Recreational Vehicle Buyers Guide
Service Records - If you're buying from an RV dealer and they can't produce something - you've got problems - possibly serious ones. If not, he'd be proudly displaying records. There should at least be receipts for repairs, service work, and possibly old owners manuals.
See http://busforsaleguide.com/rv_types.htm for advantages and disadvantages of each major class of recreational vehicle on market.
Body Leaks -Other than structural rust, I know of no other exterior related problem that will cost you as much money and cause you as many headaches as exterior body leaks. Body leaks are among most difficult to fix if body design is less than first rate. Front facing windows on many Class C's are nearly impossible to stop leaking due to flexing and stress.
I have been incredibly pleased with purchase of my 1993 Class A. However, wood over skeleton frame roofs like type Georgie Boy used in this coach has begun to sag between support tubes or "skeleton". The weight of air-conditioners, vents, my roof mounted kayaks, and walking up there to fix seams, has permanently created "ponding" issues. Price quote from my very trusted and competent local RV service center was $4,200 to rebuild my entire roof.
Ponding is water sitting on roof when coach is level. When this happens you have increased chances of leaks, bugs, slime and algae growth, and dirty water run off when you drive somewhere. Rounded formed fiberglass roofs are very best but only appear on newer coaches that were out of my price range.

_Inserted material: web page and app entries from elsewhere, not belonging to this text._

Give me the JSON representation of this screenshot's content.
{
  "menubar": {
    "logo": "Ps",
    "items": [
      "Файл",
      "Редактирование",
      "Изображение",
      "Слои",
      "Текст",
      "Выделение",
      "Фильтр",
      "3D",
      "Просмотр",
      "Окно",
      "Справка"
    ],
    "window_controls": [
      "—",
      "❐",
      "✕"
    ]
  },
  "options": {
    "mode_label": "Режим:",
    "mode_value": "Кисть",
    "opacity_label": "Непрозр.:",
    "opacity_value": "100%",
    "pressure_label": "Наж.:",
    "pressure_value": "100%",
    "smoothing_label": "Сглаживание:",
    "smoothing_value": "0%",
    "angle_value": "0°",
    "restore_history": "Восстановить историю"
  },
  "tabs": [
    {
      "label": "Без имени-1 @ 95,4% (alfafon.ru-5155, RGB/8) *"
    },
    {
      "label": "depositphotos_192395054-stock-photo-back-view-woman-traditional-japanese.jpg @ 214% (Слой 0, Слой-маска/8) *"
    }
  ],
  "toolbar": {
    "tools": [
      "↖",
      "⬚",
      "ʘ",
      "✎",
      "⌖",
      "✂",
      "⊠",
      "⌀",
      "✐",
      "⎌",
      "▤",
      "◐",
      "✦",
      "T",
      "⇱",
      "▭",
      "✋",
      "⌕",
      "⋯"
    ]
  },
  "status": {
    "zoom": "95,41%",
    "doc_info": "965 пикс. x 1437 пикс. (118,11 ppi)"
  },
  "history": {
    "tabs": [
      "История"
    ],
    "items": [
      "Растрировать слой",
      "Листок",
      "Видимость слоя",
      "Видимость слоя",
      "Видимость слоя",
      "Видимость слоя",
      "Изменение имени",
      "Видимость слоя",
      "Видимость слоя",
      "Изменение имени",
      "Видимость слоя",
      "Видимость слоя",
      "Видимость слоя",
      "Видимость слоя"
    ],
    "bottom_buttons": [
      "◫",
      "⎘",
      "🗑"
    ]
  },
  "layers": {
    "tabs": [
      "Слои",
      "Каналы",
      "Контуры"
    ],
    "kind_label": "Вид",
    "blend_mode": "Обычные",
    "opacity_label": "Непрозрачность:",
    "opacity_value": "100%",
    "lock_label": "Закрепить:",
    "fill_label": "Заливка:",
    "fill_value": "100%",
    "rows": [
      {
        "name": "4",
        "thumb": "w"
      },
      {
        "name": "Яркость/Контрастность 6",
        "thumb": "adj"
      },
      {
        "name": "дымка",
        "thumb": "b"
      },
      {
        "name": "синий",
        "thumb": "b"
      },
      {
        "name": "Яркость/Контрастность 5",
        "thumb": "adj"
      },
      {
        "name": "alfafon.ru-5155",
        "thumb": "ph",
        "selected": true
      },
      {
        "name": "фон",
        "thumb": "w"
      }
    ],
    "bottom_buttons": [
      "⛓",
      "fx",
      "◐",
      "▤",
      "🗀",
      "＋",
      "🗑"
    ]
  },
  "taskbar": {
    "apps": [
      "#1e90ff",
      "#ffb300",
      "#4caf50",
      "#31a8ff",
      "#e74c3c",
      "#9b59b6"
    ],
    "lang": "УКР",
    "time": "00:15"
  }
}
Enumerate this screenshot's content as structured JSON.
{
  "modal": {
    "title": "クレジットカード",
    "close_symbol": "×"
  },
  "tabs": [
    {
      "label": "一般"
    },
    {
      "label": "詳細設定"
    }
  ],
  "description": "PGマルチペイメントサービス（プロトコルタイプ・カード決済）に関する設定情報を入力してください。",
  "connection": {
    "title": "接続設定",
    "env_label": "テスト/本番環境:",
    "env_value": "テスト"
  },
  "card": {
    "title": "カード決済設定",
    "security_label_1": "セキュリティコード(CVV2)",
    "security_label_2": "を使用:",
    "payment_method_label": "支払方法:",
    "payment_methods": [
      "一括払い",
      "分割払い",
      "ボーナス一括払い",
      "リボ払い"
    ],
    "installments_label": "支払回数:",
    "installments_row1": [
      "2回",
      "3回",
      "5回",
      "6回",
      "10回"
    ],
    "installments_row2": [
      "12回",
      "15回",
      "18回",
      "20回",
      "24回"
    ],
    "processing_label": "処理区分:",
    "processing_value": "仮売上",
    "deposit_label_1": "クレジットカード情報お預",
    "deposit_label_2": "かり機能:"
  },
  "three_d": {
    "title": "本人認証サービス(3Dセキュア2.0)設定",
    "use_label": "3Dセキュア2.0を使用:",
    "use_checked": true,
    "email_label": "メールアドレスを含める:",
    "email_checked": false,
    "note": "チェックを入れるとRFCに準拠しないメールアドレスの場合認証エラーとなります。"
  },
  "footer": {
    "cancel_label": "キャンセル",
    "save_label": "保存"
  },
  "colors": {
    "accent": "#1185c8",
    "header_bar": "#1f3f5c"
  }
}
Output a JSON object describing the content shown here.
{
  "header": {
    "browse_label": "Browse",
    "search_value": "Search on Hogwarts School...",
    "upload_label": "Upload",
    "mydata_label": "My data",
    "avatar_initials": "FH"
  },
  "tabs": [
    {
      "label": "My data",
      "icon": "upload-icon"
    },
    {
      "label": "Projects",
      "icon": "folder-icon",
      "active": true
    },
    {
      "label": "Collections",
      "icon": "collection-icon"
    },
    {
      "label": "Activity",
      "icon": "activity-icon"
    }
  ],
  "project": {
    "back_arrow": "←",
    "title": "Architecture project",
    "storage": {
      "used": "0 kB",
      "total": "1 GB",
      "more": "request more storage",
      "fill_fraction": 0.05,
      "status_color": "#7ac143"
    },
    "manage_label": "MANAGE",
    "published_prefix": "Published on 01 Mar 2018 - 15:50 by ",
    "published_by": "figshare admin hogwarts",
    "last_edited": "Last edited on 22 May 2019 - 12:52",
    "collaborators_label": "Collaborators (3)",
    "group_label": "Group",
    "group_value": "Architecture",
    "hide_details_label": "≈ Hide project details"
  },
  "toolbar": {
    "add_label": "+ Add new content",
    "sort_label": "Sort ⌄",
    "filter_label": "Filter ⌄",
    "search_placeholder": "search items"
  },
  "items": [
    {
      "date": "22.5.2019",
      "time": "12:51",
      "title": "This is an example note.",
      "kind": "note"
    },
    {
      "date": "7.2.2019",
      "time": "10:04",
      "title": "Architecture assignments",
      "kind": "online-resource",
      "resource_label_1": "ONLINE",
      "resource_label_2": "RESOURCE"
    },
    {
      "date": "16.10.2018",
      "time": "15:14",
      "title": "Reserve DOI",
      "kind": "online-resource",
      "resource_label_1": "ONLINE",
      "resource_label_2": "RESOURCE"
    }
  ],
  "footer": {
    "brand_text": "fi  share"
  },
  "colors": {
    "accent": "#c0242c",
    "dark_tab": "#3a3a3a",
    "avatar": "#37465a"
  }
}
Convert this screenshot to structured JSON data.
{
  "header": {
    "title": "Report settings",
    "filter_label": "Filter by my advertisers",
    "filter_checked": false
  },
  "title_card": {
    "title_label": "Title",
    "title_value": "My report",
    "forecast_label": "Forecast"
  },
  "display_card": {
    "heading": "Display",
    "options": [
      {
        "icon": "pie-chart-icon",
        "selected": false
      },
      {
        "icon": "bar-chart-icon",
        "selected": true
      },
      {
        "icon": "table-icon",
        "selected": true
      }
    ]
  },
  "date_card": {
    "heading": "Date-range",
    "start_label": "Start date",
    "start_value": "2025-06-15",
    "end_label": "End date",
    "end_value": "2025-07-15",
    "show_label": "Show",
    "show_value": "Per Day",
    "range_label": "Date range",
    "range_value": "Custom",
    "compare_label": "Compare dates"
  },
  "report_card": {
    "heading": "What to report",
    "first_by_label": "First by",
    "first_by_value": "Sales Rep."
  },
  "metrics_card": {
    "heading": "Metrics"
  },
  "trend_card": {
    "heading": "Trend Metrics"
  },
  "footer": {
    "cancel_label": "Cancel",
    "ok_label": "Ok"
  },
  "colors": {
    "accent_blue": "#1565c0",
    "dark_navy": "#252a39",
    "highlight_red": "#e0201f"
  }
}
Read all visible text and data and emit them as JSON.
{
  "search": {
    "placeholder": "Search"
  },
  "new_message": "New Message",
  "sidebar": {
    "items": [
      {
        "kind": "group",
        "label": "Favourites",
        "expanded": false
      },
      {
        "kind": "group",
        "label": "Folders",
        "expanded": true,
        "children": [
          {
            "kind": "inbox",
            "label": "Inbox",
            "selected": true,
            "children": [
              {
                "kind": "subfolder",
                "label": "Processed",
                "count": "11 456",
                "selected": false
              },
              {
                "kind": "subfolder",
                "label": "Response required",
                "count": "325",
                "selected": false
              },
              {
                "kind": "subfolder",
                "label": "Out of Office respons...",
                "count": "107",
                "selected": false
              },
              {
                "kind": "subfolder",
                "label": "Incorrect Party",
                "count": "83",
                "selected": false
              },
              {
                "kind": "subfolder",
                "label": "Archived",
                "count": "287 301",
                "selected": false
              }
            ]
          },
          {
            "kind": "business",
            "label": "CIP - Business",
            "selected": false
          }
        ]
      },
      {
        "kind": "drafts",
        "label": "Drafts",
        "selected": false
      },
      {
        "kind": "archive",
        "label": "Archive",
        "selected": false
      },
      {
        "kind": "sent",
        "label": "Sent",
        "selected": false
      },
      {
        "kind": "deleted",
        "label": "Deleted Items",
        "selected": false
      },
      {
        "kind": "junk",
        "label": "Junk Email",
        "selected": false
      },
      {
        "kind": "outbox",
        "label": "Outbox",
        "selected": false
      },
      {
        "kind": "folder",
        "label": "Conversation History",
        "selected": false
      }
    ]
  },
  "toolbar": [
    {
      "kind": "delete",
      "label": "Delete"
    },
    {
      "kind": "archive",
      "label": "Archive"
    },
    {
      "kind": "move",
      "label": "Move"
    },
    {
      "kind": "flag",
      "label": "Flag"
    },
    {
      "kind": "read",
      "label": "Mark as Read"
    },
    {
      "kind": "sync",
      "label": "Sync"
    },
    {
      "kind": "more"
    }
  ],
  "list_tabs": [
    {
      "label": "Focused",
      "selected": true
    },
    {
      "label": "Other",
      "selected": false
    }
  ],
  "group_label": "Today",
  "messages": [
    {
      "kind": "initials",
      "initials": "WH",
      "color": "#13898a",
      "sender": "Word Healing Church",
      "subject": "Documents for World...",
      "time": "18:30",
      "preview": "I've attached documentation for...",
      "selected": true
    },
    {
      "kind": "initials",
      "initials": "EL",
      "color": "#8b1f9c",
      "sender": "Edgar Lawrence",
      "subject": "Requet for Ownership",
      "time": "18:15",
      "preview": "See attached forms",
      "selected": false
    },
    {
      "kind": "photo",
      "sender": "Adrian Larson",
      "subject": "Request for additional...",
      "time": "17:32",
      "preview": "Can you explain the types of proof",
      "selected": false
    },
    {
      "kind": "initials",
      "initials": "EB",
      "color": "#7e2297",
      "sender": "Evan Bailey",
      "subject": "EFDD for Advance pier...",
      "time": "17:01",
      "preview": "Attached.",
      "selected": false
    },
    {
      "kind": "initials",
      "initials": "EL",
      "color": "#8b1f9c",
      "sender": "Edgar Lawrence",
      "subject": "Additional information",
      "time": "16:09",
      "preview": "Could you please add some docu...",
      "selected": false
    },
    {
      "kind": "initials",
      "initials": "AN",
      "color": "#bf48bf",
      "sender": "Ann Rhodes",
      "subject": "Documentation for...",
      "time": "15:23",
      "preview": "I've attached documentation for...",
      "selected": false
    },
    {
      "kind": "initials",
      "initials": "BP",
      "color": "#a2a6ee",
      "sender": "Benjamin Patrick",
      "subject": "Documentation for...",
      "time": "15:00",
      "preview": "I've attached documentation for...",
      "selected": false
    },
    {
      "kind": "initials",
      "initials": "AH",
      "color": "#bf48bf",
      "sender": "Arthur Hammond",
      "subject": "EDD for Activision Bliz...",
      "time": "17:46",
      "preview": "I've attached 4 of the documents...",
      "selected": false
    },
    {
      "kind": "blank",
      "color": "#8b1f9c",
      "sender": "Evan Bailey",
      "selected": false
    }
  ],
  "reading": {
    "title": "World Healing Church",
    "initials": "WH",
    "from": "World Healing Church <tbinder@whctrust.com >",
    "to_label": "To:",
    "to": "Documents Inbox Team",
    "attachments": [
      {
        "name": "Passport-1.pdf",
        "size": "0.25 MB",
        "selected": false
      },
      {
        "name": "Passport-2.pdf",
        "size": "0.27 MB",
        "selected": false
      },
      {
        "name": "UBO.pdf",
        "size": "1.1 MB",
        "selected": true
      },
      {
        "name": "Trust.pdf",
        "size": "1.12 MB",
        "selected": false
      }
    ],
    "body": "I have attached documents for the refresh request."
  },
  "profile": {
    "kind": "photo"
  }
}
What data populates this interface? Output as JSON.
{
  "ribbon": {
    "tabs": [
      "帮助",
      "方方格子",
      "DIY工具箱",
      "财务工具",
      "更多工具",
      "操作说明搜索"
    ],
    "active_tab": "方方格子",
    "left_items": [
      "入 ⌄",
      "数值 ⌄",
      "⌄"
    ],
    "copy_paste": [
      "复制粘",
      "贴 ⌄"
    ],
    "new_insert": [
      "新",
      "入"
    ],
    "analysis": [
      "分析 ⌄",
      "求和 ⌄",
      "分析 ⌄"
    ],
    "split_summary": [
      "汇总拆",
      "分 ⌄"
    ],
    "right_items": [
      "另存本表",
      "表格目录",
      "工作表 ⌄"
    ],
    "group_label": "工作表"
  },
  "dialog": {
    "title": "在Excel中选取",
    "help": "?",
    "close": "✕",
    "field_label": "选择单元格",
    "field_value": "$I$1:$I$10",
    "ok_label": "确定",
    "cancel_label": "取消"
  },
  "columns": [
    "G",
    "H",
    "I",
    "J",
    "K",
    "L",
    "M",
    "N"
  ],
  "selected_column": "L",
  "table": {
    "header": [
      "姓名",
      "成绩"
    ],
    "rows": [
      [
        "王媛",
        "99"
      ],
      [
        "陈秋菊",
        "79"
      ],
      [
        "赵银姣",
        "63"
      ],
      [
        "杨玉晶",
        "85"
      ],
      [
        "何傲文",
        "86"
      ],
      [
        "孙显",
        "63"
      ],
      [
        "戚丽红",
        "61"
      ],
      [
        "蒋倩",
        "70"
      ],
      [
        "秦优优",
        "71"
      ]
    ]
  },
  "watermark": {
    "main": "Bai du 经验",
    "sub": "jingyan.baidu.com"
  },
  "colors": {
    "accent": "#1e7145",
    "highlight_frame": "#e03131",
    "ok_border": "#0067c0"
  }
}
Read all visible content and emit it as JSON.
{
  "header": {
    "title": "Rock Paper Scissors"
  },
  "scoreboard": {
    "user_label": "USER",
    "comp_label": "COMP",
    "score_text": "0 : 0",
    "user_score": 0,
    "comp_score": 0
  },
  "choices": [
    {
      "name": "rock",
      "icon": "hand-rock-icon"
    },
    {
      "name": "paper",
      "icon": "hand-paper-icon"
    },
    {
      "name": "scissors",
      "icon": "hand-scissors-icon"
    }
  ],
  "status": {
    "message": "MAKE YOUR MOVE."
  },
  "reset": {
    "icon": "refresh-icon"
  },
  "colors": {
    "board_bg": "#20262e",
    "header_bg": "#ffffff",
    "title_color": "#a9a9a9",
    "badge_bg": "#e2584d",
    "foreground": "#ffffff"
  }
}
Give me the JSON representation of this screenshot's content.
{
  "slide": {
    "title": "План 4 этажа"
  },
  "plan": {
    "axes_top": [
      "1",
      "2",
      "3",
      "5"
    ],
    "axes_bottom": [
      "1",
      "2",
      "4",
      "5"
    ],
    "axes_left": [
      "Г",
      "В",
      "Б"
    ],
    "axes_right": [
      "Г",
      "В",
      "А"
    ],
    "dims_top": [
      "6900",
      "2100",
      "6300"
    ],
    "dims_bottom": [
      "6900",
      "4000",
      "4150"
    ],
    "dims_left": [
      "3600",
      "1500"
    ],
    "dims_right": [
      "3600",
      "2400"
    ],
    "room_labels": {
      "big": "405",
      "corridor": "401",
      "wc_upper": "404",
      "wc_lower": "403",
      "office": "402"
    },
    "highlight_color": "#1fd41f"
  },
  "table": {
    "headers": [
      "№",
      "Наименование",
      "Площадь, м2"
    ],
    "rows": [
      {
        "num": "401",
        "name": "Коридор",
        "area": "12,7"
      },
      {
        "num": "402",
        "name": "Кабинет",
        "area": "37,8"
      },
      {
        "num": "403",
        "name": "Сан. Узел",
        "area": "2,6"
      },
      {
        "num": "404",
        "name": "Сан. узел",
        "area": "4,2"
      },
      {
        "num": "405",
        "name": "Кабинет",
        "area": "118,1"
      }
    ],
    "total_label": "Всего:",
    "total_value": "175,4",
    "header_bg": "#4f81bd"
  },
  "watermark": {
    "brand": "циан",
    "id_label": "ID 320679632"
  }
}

I have seen $30,000 to $60,000 coaches nearly ruined by leaks that went unchecked. Be especially cautious if you see ANY delamination of side wall. I have never seen permanent damage fixed for less than $4,000 and that is WITHOUT a guarantee that it won't happen again. This is usually caused by poor roof and seam design.
Nearly everyone underestimates how serious this is. I know I almost bought one. Couldn't figure out why a great looking Santara diesel pusher would only cost $24,000. Then I walked around to drivers side and saw fiberglass body delaminating. I didn't think it looked too expensive to repair. I figured caulk seam and just screw panel back tighter to frame. Of course salesman agreed.
WRONG! People do not realize especially in older coaches that WOOD (yes I said WOOD) that is under fiberglass skin does offer quite a bit of stability, and rigidity of exterior. Once it gets wet for a prolonged period of time it rots, breaks down, and becomes heavy enough to cause entire skeleton to sag. Windows no longer fit right, seams pop open worse, storage doors underneath stick, and on and on. Do NOT buy an RV with this problem. It can cost as much as $13,000 to fix (highest horror story I have read about on RV chat logs thus far).
Body integrity is one of more important advantages that big solidly constructed bus conversions have over 95% of factory built RV's in use. Do NOT purchase an RV that has signs of leaking without a thorough plan for paying for and fixing problem. Otherwise, I can assure you, it will destroy your experience and investment in a short time.